→ **WHAT TO DO**:
Examine each line in the records below for the word "label". Report how many lines contain it, and nothing else.

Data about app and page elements

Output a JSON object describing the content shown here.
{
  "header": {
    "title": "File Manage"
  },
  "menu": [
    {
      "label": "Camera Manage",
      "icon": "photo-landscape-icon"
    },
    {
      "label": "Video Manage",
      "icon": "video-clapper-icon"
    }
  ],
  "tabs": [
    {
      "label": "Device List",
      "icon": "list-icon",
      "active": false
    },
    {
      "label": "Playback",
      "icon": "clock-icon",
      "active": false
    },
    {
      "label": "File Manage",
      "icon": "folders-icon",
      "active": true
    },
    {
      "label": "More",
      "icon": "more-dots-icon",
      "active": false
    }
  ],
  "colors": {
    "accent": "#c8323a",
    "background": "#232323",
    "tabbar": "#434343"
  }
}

→ **ANSWER BELOW**:
6